## Goal of the exercise:
Collect from the data below each line with "edit".

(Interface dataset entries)
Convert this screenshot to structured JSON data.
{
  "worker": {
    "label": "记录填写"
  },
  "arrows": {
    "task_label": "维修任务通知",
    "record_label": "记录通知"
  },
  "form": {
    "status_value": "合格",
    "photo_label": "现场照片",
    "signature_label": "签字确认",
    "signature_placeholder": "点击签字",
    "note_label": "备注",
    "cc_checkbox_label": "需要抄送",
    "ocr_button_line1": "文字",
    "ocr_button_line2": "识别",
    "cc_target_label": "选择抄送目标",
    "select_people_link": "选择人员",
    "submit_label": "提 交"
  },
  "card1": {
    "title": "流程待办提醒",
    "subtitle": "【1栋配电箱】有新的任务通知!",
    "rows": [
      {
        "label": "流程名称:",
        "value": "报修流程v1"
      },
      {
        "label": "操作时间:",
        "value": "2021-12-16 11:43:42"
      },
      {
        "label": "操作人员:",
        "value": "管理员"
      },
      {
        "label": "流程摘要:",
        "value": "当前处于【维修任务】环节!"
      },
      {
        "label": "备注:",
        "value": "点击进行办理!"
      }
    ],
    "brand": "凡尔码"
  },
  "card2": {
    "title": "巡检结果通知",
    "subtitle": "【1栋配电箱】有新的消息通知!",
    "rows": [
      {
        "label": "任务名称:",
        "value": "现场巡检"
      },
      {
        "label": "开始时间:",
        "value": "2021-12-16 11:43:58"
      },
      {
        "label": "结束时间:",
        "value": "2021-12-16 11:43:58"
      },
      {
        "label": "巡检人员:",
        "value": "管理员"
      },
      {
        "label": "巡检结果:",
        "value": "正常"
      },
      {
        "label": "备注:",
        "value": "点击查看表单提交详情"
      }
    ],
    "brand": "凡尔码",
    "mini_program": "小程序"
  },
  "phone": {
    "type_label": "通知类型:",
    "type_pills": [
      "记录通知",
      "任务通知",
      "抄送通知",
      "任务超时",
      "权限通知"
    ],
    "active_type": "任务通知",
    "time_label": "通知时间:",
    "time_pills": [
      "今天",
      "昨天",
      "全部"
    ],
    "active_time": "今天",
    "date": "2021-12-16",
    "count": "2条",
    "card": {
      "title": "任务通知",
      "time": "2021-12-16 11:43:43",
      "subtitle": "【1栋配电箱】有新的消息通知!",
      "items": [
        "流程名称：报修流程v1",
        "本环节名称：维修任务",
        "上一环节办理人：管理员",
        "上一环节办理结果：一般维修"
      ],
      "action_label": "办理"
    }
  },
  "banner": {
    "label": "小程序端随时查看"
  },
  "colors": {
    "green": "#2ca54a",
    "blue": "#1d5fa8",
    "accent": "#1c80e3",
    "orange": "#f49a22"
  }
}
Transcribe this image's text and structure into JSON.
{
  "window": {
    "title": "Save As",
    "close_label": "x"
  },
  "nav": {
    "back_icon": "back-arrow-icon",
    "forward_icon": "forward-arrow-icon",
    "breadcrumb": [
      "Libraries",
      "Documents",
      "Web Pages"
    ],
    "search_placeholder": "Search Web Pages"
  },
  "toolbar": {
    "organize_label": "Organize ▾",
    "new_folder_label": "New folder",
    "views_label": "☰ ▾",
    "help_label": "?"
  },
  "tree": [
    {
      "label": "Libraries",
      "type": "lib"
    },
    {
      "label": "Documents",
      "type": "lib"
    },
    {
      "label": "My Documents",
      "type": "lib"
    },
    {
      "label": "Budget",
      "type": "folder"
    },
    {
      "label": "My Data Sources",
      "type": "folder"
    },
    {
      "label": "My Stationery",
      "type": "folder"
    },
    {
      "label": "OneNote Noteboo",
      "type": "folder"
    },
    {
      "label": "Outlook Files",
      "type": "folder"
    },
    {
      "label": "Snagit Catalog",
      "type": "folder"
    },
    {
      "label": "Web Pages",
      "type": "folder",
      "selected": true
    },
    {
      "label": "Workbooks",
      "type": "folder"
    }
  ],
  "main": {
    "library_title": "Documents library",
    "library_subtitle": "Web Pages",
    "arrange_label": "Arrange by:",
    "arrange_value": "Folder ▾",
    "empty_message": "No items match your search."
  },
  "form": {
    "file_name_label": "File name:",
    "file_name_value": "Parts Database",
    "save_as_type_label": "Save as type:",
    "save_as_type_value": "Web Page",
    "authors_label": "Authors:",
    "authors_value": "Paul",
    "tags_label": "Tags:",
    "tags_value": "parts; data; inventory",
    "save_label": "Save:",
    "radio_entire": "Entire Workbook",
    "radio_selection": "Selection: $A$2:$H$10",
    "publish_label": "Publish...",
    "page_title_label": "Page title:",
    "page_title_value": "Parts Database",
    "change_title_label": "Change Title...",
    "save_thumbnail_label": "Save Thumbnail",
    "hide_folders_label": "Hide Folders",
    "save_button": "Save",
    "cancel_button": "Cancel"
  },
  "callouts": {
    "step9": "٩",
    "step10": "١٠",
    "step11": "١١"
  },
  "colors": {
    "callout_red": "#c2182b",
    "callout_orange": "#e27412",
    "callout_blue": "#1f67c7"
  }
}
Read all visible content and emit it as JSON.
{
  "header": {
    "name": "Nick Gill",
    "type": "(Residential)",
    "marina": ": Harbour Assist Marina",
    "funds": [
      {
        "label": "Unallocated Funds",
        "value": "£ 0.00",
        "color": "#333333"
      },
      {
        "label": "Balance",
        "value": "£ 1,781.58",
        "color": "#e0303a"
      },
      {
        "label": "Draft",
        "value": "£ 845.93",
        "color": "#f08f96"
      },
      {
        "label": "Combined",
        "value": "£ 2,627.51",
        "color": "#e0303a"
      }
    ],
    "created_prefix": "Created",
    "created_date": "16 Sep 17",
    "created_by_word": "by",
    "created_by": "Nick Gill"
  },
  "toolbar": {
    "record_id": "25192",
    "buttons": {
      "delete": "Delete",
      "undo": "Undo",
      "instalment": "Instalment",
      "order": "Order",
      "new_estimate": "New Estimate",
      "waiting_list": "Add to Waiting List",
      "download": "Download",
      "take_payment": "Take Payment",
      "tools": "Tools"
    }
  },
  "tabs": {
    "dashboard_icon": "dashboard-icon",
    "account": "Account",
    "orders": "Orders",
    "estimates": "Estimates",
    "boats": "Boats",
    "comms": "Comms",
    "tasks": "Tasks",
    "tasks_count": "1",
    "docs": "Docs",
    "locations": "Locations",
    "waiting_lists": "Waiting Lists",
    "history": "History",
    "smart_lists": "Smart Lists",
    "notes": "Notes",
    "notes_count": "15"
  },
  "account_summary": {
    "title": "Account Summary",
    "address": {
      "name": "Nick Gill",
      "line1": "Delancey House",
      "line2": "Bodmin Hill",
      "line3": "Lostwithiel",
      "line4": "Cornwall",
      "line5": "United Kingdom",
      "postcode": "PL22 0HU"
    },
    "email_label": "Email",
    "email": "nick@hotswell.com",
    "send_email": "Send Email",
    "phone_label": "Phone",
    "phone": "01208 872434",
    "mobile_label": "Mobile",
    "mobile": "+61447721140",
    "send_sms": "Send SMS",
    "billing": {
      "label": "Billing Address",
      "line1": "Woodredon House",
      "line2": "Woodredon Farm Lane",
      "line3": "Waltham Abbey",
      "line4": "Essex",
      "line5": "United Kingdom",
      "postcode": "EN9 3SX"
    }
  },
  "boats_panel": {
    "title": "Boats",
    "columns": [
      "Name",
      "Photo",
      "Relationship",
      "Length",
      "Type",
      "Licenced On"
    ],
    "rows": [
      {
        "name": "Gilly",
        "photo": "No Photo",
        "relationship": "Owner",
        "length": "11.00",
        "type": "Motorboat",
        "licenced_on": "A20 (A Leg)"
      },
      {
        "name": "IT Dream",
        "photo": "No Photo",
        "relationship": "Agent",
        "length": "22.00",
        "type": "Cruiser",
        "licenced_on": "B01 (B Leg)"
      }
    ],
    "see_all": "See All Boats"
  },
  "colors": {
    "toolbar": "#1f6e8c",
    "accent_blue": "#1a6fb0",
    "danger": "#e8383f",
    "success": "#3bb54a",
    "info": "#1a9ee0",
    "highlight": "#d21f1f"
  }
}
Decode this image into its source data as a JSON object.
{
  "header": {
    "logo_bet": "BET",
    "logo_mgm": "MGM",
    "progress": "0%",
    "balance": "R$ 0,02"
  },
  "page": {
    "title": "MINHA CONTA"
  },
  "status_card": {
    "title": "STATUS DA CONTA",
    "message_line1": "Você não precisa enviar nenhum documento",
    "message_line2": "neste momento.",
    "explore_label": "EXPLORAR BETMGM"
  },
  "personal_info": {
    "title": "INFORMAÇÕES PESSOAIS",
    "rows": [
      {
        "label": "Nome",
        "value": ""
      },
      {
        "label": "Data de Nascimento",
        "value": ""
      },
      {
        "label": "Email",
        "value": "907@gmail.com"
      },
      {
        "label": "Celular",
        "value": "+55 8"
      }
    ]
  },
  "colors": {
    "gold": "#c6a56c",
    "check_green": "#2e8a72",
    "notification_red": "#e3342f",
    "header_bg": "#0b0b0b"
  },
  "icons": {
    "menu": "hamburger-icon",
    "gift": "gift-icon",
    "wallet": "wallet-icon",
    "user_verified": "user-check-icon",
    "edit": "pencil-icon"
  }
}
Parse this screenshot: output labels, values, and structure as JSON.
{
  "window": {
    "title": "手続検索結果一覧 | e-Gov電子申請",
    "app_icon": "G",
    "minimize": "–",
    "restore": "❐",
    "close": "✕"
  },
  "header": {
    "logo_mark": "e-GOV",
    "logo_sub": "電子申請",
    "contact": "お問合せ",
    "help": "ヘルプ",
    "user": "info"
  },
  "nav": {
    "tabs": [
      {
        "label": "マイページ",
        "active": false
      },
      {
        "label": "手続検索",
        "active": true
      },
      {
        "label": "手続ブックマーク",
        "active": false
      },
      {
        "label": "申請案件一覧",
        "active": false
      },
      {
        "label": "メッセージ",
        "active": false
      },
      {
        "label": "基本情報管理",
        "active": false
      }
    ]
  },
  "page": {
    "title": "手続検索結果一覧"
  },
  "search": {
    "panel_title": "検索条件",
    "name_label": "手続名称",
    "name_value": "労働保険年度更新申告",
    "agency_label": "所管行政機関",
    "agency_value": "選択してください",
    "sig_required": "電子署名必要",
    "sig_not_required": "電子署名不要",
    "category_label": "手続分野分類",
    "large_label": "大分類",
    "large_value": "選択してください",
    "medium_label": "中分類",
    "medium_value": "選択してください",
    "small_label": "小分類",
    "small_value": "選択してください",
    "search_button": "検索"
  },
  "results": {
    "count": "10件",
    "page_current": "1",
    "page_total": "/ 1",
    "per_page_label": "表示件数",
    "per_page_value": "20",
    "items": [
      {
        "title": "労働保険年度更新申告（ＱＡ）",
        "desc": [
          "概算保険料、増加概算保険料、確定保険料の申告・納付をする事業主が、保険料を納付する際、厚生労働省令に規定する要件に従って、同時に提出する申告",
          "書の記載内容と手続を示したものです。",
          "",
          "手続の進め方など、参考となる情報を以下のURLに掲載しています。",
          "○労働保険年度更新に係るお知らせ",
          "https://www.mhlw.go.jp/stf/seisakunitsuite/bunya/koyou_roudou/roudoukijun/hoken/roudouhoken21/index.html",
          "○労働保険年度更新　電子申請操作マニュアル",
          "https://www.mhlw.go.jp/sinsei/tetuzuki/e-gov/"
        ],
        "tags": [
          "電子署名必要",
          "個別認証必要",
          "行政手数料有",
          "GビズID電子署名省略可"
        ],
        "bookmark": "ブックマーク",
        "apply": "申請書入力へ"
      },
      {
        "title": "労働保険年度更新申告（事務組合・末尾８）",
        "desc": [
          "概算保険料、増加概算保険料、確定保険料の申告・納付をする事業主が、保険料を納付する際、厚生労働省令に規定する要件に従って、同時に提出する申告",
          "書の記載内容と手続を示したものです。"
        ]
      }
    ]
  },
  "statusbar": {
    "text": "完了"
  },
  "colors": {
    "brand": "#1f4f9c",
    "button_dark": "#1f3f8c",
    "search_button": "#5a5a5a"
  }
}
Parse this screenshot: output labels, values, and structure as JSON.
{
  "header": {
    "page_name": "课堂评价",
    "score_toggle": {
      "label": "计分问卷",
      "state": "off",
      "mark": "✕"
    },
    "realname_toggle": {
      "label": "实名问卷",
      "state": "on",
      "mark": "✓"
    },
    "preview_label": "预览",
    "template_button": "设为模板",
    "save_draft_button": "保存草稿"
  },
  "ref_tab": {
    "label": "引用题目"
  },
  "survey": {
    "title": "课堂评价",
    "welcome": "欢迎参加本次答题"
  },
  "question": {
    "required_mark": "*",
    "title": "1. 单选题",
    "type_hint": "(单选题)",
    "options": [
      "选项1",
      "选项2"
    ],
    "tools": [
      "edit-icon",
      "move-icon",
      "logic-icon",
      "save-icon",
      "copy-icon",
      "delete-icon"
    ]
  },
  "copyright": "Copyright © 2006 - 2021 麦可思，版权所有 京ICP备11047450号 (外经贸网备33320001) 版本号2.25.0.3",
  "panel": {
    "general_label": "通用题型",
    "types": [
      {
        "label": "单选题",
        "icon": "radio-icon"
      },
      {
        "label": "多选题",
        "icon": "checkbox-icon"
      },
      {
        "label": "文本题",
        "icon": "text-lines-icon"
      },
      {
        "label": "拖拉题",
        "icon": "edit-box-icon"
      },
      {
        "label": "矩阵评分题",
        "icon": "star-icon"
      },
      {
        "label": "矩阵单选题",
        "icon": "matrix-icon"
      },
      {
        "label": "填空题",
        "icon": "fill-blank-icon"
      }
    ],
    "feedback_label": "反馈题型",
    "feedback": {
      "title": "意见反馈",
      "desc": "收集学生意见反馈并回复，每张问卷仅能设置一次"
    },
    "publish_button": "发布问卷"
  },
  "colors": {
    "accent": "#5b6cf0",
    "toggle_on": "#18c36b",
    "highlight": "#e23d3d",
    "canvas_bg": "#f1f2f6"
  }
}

## Exercise solution:
    "edit": "pencil-icon"
      "edit-icon",
        "icon": "edit-box-icon"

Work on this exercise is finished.